Changing careers coupled with a break from marathon training allowed me space to experiment with my eating habits, with different food choices (which granted were limited based on what I was doing for work and when: you have more freedom in some work situations than others).
Currently I’m on work assignment in an area close to two supermarkets with hot bars. Of course, hot bar food is not only partially processed, but expensive.
I wasn’t getting as much sleep as before. I woke up more during the night, woke up earlier, went to bed no earlier. I had plenty of time to sleep, yet my sleep was being disrupted.
This is something I still work on, granted. It’s a matter of forming the needed habits to eliminate the habits and sources compromising my sleep:
- Remember to shut off all electronics, as well as disconnect power sources to those electronics, before bed. When I shut down my mobile and turn off the power to the modem and router (my laptop is already shut completely down at the end of every night), I find I sleep better. And while the evidence is disputed, there is evidence that electronics do interfere with sleep even when they’re off.
- Call it a night during the 10pm hour. If I let my attention span drift and keep me awake through 11pm, that’s when sleep becomes a problem. Not only does it limit the hours I can sleep but it means more blue light later in the night, which is known to interfere with sleep.
- Eating a satisfying meal within a couple hours of bed that doesn’t leave me wanting once I do lay down to sleep, since I know that hunger keeps me awake and can wake me up during the night.
- Using my window A/C to keep the room reasonably cool during the night, as summer warmth does interfere with my sleep.
- Making sure I get in solid exercise, usually at least a run, because I notice that on days I don’t exercise much I also tend not to sleep well.
Even though I avoided it because I run and need plenty of calories, I started intermittent fasting again. Basically, I skip breakfast and my first meal of the day is lunch, usually around 12:00 noon or 1:00pm. Along with the obvious tendency to eat less since I’m eating one fewer meal a day, going 12-16 hours between dinner and this 1st meal also improves fat burning during that time while helping to reset hormonal function. I definitely feel a difference, more so than hunger pangs. I’ll have black coffee and water in the morning at work, and that’s usually it.
This also improves the digestion and utilization of that 1st lunch meal, since your body is primed to get after whatever food you finally give it. At my current work assignment, it sets the metabolic table well for that 5pm run home from work. And that sets the table well for effective digestion of dinner later than evening. I definitely eat fewer calories, but I don’t feel at all broken down as I worried I would before if I ever went back to fasting. Quite the opposite.
There’s more I can say about Intermittent Fasting but I’ll save that for another time. Basically, I’m now at a place where it works well for me.

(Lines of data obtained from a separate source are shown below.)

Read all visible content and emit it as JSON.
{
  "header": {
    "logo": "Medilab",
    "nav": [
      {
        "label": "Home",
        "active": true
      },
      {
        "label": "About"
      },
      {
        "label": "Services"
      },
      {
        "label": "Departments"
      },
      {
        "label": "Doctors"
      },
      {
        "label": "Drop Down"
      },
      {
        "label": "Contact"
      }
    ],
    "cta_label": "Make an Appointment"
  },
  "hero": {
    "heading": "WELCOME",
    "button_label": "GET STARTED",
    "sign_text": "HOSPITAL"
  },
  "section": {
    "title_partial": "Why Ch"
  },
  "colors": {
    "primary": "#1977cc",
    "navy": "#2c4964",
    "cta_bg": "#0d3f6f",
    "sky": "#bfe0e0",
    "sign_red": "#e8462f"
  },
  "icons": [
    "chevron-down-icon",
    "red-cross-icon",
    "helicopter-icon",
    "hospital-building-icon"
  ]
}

Since getting my act further together, my weight has gone back down to about 163-164 lbs, about 5 pounds down from where it had re-peaked during the end of my last career. My body fat has receded from 17-18% to a better 15-16%.
More to come on that front, but it’s looking good for now.